    • What do you notice now about your overall experience?

This SE exercise can not only bring you back to your true north, it can help you ground in the felt sense of the present moment again.

  1. The Voo Sound

The Voo Sound is a powerful technique that can bring significant settling. However, it can be stimulating for some people. So give it a try for the first time when you’re feeling safe and calm. Also, because this technique requires you to make a vocalization, you may want to be by yourself when you use it (think the bathroom, your car, or stepping outside).

    • Take a moment and notice your overall experience.
    • Now think of the sound a foghorn makes. (If you’ve never heard one, here’s an example.)
    • Take a deep breath then imitate the foghorn, making a sound as low as you can in your vocal register that rumbles through your torso. See if you can feel the vibrations of the sound all the way down to your pelvic floor. (Note that this doesn’t necessarily mean you have to make the sound loud. The key is to make the pitch of the sound as low as you possibly can.)
    • As you run out of breath on the Voo, let the next breath come in naturally. Take your time.
    • If you feel a settling in your system, stay with that and enjoy it. If you feel your system more activated, which the Voo can produce for some people, even if they’ve found the exercise settling before, let go of this exercise for now and use another one I’ve listed to settle your system.
    • If you find the Voo to be settling, feel free to do make the Voo sound again to see if you find even more settling. I don’t recommend doing Voo more than 3 times in one sitting.
    • As you finish the exercise, what do you notice now about your overall experience?

This SE exercise can return a sense of ease, especially in your body’s core. This is in part because it gently vibrates the organs and structures of the torso, which can cause a relaxation in your overall system.



Somatic Experiencing offers many, many more exercises to help support nervous system regulation. You can find some of these exercises in Peter Levine’s book, Healing Trauma, and on his website.


If you are in Illinois and are curious about how Somatic Experiencing therapy might be helpful to you, trained SE therapists at Life Care Wellness can help you. Please reach out to us in our Northern Illinois locations in Glen Ellyn, Chicago (Jefferson Park), Sycamore, or Yorkville.
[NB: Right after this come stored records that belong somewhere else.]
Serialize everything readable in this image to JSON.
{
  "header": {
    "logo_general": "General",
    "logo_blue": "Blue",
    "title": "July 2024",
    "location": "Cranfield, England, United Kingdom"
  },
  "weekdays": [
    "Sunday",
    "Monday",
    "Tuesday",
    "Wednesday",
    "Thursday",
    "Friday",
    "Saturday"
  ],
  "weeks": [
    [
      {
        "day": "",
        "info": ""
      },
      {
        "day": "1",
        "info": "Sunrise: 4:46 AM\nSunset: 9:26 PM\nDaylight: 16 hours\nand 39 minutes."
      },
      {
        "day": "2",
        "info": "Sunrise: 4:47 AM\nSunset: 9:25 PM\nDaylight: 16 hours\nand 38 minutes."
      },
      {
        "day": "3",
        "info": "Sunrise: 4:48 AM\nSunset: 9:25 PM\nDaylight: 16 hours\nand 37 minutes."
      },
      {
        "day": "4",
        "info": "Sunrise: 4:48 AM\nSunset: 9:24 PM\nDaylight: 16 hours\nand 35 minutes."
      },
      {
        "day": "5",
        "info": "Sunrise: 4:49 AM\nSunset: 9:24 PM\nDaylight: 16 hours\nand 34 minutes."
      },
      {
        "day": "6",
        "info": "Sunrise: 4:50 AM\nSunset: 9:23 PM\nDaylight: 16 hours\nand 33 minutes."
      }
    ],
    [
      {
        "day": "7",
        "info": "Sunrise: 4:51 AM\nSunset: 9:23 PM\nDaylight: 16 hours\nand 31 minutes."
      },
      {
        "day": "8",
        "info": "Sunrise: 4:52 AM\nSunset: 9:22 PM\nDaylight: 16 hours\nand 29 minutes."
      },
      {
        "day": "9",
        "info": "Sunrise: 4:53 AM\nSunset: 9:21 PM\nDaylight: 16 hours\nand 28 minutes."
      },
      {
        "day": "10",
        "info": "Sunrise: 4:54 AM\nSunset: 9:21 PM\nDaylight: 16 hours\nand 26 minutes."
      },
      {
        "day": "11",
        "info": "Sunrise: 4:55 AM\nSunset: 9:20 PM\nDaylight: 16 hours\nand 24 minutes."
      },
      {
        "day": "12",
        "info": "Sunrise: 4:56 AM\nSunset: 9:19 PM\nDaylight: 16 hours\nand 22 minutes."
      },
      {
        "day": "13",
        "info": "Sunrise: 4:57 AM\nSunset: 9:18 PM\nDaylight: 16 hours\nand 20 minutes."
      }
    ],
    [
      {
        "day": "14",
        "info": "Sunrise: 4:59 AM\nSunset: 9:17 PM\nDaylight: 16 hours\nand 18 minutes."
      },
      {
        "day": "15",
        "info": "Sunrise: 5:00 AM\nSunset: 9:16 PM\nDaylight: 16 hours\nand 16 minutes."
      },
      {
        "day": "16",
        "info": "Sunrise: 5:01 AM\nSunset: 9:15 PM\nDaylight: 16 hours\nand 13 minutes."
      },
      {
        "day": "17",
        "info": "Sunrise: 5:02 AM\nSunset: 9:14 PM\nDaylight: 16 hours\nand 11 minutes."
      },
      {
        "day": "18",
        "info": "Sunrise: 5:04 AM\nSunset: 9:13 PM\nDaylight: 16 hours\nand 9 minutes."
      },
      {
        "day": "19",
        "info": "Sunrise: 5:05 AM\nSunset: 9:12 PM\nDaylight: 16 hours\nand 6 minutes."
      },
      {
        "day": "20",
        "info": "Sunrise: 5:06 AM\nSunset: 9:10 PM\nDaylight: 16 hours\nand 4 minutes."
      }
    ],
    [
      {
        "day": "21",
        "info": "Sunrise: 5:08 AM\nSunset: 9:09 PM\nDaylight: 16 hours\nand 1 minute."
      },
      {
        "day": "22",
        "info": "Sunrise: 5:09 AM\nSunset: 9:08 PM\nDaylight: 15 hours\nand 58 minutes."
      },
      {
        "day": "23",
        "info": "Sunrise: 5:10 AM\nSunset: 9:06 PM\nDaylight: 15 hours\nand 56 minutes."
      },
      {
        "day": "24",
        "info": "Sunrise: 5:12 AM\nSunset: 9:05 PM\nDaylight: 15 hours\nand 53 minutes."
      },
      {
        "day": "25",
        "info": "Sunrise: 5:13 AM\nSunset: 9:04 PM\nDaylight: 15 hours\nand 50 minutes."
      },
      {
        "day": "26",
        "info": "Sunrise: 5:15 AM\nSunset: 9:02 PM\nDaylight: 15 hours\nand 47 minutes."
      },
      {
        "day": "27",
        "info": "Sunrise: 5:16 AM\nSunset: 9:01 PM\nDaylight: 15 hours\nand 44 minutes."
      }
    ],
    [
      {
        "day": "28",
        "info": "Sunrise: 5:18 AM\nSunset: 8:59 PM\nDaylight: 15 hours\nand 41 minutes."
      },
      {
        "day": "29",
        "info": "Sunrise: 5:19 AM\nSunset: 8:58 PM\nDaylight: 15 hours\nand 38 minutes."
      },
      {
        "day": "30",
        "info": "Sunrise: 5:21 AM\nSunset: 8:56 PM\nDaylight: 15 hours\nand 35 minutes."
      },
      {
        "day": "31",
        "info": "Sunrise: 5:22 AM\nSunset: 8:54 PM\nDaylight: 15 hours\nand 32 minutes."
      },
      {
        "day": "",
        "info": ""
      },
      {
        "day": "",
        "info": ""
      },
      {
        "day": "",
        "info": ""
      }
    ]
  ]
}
Rhonda Kelloway is the owner and principal therapist at Life Care Wellness, a group psychotherapy practice in Glen Ellyn, Sycamore, Yorkville, and Chicago (Jefferson Park neighborhood), Illinois. She is a trauma specialist utilizing a Somatic Experiencing framework to utilize the body’s wisdom in healing. She also uses EMDR and a variety of traditional psychotherapy approaches in her work. In addition to being a psychotherapist, she is a trained divorce and family mediator.